from Oxford Anthology of Canadian Literature

Times and Places

This unit offers us glimpses of Canada and Canadians from coast to coast, in times past and times present.  Sometimes the author describes a bit of the country as he or she sees it, revealing something personal in the method of writing and the attitude to the material.  Sometimes the author borrows the point of view of a historical character.  Sometimes it is the human character, rather than the scenery, that is described.

The  material presents little difficulty in comprehension or interpretation.  Discussion will probably centre on regional differences and on the way those differences affect the attitude of the writer.  This might lead you to consider the way distance and space and geographical variations affect the nature of Canada as a country: the physical problems that are presented in terms of transportation, energy, and survival or the political problems that result from a disparity of needs and interests.  Where necessary you will need to do research into historical background or other appropriate resource material. You are encouraged to respond or react to each poem in either formal or informal writing.


The first three poems in this unit deal with problems that arise when an individual is unable to identify with the society in which he or she lives.  It is hoped that a study of these poems will lead to a more tolerant attitude towards human error and human frailty and a realization that right and wrong are seldom absolute concepts.  In order to achieve this result, however, you must become involved as members of the whole class, or a small group, in free discussion of the problems that are depicted in the literature.  You are encouraged to relate these problems to the circumstances of real life and to current social and political problems as they are reported through the newspaper, radio, and television.  You are encouraged to respond or react to each poem in either formal or informal writing in your journal.

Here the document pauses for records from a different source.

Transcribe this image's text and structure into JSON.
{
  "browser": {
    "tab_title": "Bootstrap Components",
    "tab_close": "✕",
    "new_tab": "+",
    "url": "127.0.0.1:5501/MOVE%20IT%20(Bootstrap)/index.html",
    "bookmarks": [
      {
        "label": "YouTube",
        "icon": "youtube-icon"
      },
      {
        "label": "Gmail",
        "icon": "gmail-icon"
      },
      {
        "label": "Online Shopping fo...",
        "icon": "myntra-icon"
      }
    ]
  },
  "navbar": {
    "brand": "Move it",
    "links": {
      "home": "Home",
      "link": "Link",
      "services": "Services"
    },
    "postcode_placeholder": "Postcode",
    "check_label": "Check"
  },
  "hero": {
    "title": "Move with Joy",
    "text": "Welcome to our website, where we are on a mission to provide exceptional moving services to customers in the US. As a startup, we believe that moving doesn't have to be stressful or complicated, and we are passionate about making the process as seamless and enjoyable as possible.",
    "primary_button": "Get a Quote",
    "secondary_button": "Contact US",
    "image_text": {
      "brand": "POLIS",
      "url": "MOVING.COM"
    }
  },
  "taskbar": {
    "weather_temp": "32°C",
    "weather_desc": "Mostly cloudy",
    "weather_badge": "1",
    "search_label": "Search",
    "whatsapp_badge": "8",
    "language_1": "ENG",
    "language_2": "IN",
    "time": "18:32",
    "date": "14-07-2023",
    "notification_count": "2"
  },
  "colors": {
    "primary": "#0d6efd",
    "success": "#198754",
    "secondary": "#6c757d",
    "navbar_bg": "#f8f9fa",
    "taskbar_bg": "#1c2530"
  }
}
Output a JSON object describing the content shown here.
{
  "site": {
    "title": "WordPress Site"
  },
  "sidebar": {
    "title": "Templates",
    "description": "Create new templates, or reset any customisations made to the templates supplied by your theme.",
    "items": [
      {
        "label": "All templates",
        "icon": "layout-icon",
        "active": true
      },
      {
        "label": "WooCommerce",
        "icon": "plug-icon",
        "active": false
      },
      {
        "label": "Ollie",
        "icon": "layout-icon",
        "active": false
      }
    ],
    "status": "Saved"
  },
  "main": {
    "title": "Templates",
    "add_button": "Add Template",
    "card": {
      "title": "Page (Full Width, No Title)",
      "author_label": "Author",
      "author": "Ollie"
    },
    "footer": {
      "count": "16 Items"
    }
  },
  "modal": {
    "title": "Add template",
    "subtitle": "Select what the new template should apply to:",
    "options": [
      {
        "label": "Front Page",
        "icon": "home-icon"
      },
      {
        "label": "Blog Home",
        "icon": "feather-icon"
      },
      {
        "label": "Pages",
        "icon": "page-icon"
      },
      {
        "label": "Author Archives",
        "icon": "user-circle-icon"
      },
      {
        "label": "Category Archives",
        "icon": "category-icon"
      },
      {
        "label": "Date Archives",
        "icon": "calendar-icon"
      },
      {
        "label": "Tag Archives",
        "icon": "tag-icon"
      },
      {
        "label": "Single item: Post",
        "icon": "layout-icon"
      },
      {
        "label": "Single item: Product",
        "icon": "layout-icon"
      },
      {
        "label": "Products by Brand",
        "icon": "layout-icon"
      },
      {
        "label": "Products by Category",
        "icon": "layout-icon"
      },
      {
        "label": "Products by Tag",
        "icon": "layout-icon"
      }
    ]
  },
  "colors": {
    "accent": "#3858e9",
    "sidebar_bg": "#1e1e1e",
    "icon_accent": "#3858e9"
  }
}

The following five selections deal with the failures, the misfits, the unfortunate people of the world who for one reason or another lose out in the battle of life.  Discussion should focus on the causes of failure, the injustices of the social system, and the strengths and weaknesses of human nature.  Most of the selections are contemplative but not depressing, with the general tone lightened by the character and attitude of the protagonist, or by the occasional bit of humour.  Some are tragic. You are encouraged to respond or react to each poem in either formal or informal writing in your journal.


The following poems present women and men of strength and substance–stubborn, confident people, who hold to their convictions with courage and tenacity.  They are people with faith–faith in themselves, in God, in life.  They are people who refuse to be swayed by outside pressures.  They remain true to their own individuality, sometimes waging joyous battle with opposing forces, sometimes ignoring them.

Discussion should focus on the people themselves, their characters, their convictions, the beliefs or habits that they stubbornly refuse to abandon, even though they may recognize the cost in terms of human suffering.  You are encouraged to recognize, in these characters, people that you see all around you in public life and your own families.  Discussion should lead you to a deeper understanding of human nature. You are encouraged to respond or react to each poem in either formal or informal writing in your journal.

In It

This unit takes its name from George Johnston’s poem:

The world is a boat and I’m in it
Going like hell with the breeze;
. . .
Important people are in it too,
It’s deeper that this, if we only knew;
Under we go, any minute–
A swirl, some bubbles, a fleck . . .

The following selections reflect, in different ways, this same feeling–the feeling of being caught up in life, trapped, swept on toward something that looms on the horizon, but which can only be vaguely anticipated and never understood.  This unit will interest those who like to discuss psychology and philosophy.  There are no answers here; only a multitude of questions. You are encouraged to respond or react to each poem in either formal or informal writing in your journal.

Remember that poetry is more compressed than either fiction or drama, and makes use of rhythm and rhyme as means of conveying tone.  Poetry, in consequence, often requires rereading and concentration before all of its emotion and its ideas come through to you.

Poetry can have more than one meaning.  The surface meaning is the easiest to discover but the deeper or hidden meaning can, at times, be especially elusive.  In addition, the metre and rhyme of poetry (which give it a special quality and appeal to the reader) make the inner meaning more difficult to find.

Finding the meaning of a poem sometimes causes difficulty for many students, some of whom say they dislike poetry and claim that they do not understand it.  But these difficulties can be overcome, given patience and thoughtful, careful reading.  You will also find that if you can identify your feelings in a poem, understanding will follow.